Plants and algae use the enzyme Rubisco to fix carbon dioxide, removing it from the atmosphere and converting it into biomass. Algae have figured out a way to increase the efficiency of carbon fixation. They gather most of their Rubisco into a ball-shaped microcompartment called the pyrenoid, which they flood with a high local concentration of carbon dioxide. A team of scientists at Princeton University, the Carnegie Institution for Science, Stanford University and the Max Plank Institute of Biochemistry have unravelled the mysteries of how the pyrenoid is assembled. These insights can help to engineer crops that remove more carbon dioxide from the atmosphere while producing more food.
A warming planet
Our brains house extremely complex neuronal circuits, whose detailed structures are still largely unknown. This is especially true for the so-called cerebral cortex of mammals, where among other things vision, thoughts or spatial orientation are being computed. Here the rules by which nerve cells are connected to each other are only partly understood. A team of scientists around Moritz Helmstaedter at the Frankfiurt Max Planck Institute for Brain Research and Helene Schmidt (Humboldt University in Berlin) have now discovered a surprisingly precise nerve cell connectivity pattern in the part of the cerebral cortex that is responsible for orienting the individual animal or human in space.

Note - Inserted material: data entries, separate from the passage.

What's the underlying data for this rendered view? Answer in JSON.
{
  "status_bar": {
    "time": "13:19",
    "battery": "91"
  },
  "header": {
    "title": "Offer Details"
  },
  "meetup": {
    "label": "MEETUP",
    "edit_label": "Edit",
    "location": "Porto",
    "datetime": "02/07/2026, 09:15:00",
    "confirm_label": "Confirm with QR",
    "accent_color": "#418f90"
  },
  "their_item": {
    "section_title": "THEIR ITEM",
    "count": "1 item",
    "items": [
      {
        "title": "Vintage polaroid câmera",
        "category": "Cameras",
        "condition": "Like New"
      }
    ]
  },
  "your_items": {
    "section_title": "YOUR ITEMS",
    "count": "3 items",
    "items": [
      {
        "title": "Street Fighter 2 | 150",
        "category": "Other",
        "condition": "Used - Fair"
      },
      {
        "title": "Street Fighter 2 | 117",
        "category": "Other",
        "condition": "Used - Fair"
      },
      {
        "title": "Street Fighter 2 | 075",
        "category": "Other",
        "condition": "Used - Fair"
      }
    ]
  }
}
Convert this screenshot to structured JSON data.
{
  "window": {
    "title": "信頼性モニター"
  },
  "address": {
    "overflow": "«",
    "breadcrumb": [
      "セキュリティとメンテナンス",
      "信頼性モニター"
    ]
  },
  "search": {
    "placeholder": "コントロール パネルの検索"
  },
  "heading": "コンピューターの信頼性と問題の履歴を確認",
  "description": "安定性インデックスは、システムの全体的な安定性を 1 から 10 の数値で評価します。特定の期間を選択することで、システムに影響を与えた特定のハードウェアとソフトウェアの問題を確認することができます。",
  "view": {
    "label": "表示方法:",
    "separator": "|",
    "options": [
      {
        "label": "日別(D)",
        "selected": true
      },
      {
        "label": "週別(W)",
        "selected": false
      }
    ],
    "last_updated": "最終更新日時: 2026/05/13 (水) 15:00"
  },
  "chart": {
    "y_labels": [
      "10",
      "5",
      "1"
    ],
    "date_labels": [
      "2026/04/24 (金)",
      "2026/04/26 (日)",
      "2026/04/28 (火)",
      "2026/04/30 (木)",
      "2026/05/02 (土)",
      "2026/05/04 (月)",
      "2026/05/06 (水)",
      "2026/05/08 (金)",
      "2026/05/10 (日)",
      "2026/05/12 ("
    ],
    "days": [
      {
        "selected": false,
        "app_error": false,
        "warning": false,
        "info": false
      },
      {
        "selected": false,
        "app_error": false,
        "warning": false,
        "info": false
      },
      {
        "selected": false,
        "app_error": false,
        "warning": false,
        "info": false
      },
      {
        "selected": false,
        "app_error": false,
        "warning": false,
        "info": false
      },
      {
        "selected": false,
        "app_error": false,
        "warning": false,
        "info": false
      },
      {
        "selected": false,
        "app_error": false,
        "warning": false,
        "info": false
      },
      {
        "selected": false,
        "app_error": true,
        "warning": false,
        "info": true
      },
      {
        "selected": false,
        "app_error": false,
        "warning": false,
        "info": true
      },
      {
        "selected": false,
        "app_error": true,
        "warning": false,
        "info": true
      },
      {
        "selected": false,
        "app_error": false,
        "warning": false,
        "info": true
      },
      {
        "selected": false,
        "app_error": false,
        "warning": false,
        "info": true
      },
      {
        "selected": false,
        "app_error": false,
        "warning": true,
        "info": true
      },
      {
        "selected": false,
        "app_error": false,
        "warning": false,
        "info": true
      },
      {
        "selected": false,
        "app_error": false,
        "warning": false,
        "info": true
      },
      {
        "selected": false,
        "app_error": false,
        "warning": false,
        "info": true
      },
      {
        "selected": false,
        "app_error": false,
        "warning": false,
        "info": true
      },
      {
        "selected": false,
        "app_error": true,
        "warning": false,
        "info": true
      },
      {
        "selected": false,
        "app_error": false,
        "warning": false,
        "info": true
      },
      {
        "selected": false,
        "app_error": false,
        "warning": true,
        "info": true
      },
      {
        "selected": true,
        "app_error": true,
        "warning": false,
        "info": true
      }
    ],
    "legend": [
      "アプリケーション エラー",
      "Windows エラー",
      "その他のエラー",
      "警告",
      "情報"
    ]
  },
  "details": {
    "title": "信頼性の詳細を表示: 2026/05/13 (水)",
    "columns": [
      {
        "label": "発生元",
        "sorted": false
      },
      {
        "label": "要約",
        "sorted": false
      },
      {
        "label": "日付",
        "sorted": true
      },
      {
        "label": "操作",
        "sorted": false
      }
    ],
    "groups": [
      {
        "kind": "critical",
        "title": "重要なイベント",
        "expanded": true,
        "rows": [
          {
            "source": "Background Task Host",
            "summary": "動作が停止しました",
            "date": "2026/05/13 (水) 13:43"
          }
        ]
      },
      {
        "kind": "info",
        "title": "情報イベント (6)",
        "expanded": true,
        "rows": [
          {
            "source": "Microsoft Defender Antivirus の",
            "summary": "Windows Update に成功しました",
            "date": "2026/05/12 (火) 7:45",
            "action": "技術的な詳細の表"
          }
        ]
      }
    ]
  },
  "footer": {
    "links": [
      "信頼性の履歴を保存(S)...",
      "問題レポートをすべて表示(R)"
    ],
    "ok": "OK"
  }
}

The researchers report online in Nature (Schmidt et al., 2017. Axonal synapse sorting in medial entorhinal cortex, DOI: 10.1038/nature24005) that synapses in...
Whispering gallery mode (WGM) resonators are used to make tiny micro-lasers, sensors, switches, routers and other devices. These tiny structures rely on a...
Using ultrafast flashes of laser and x-ray radiation, scientists at the Max Planck Institute of Quantum Optics (Garching, Germany) took snapshots of the briefest electron motion inside a solid material to date. The electron motion lasted only 750 billionths of the billionth of a second before it fainted, setting a new record of human capability to capture ultrafast processes inside solids!
When x-rays shine onto solid materials or large molecules, an electron is pushed away from its original place near the nucleus of the atom, leaving a hole...
For the first time, physicists have successfully imaged spiral magnetic ordering in a multiferroic material. These materials are considered highly promising candidates for future data storage media. The researchers were able to prove their findings using unique quantum sensors that were developed at Basel University and that can analyze electromagnetic fields on the nanometer scale. The results – obtained by scientists from the University of Basel’s Department of Physics, the Swiss Nanoscience Institute, the University of Montpellier and several laboratories from University Paris-Saclay – were recently published in the journal Nature.
Multiferroics are materials that simultaneously react to electric and magnetic fields. These two properties are rarely found together, and their combined...
19.09.2017 | Event News
12.09.2017 | Event News
06.09.2017 | Event News
22.09.2017 | Life Sciences
22.09.2017 | Medical Engineering
22.09.2017 | Physics and Astronomy